The more options we have, the better the competition for one to win out, and the faster we get off of oil. To me it doesn't matter if they get better performance than Tesla right now or even the near future.
They're better off waiting until after they graduate and get asked for money for the endowment to make their move. While the endowment will survive for a long time, it's also used to help balance budgets for any of the other Harvard schools (Harvard Med, for example, does some heavy drawing when grant money runs low). That means that they still rely on new money coming in, and that's when graduates can start banding together and saying "we'll contribute when you divest". That will get the message across far better than now.
"Barbie: I Can Be a Computer Engineer"
Well that's not too bad...I mean I want to get my daughter interested in this stuff too and...
instead of writing the code, she enlists two boys to write the code as she just does the design.
Huh, well, design is an important part of computer engineering, and...
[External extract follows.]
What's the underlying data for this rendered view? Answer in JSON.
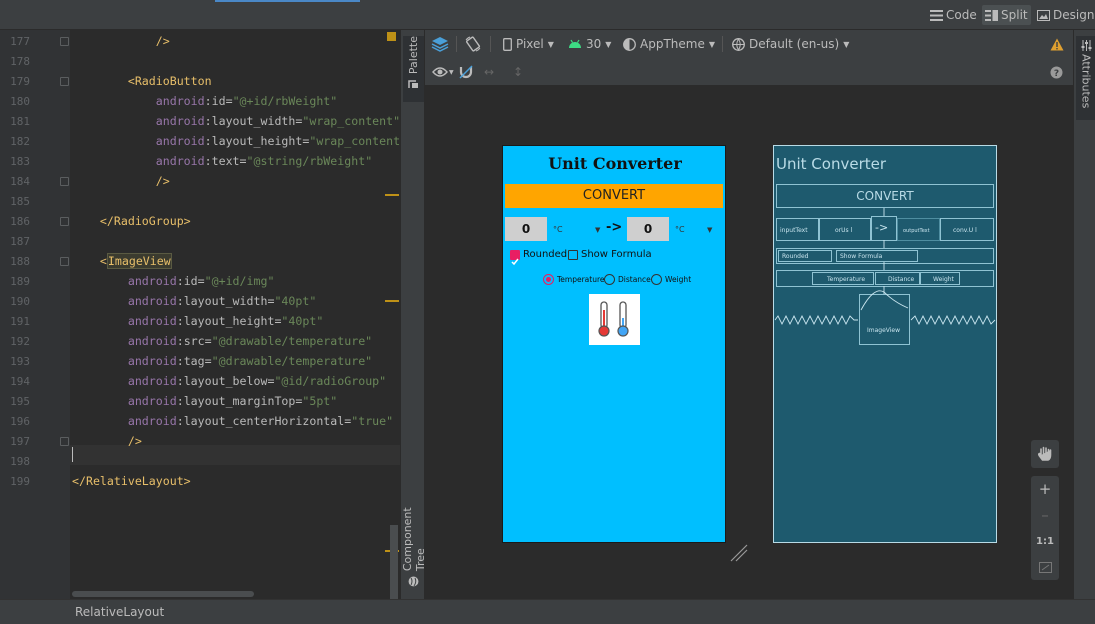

She then proceeds to infect her computer and her sister's computer with a virus and must enlist the boys to fix that for her as well.
In the end she takes all the credit, and proclaims "I guess I can be a computer engineer!"
This is partially what happened with the Kreyos. I'm passing on this.
There was someone before Katz? He was like 1999-2002 or so. Slashdot is...what...'96?
If they have good leadership skills, they'll get out of your way and provide cover. In which case you better have someone with serious technical chops to lead the group in a technical manner.
Honestly, it depends on the outlook of the boss. I went from technical to management and back to sorta technical/sorta management. The proper attitude for a mid-level manager especially for technical staff is "what can I do to make sure they can do their job?". And that's how I approached my staff at the time - what do they need from me, what tasks do I think they could be doing to further their career, what grunt work stuff has to be done and assigned to somebody? Balance all that out, make sure your team knows you are looking out for them (and take their side when dealing with upper management) and you'll have their support and enthusiasm. I wound up getting laid off and still talk to the people that used to work for me. They say I was one of the best managers they had, partially because I was technical enough to know what they were talking about, but also I was working with them before being promoted so I was almost literally in their shoes and could see their side of issues.
It'll get paid sometime between the hours of 2PM and never.
Not bad. There are some crimes with no statute of limitations.
The policies of the university prohibit that behavior. Taking someone else's code, striking their authorship and copyright statements is not the right thing to do, either in class or in the real world. Have I used code or snippets from others? Yes, but I usually include the URL where I got it from and/or retain the original author information while adding my own and I expect others that take my code to retain all previous statements when the made changes.
We all stand on the shoulders of giants.
I see your point. It's still a tricky problem to solve for the largest number of cases while keeping the contents of the videos safe from both police and public tampering. The examples I've seen in the past were police interactions with the public that potentially has the public in the background for some reason, or tracking of citizens like tracking license plates. Police video + facial recognition = 0 security.
Then let a court decide.
"ongoing investigations" becomes a catchphrase to cover a lot of potentially shady things. Judges rubberstamp all sorts of things these days, having one review something involving a missing person case shouldn't be too difficult.
Keep the videos for 180 days or a year and delete unless they're part of a court order to keep. Only release to the public (including press) via court order. If citizens want to record the police, they're (usually) free to do so with their own equipment and on their own time.
I got HBO..well..mainly because Verizon gave it to me for free for a few months, but after watching Newsroom, John Oliver, and some of the other original programming they've done (From the Earth to the Moon, Band of Brothers), I think they could nail this. I mean, all of the talk about doing World War Z properly would be to make it a miniseries on HBO. Sure a TV show might need to change a few things but there's lots of opportunity for background stories to make this into a multi-season show.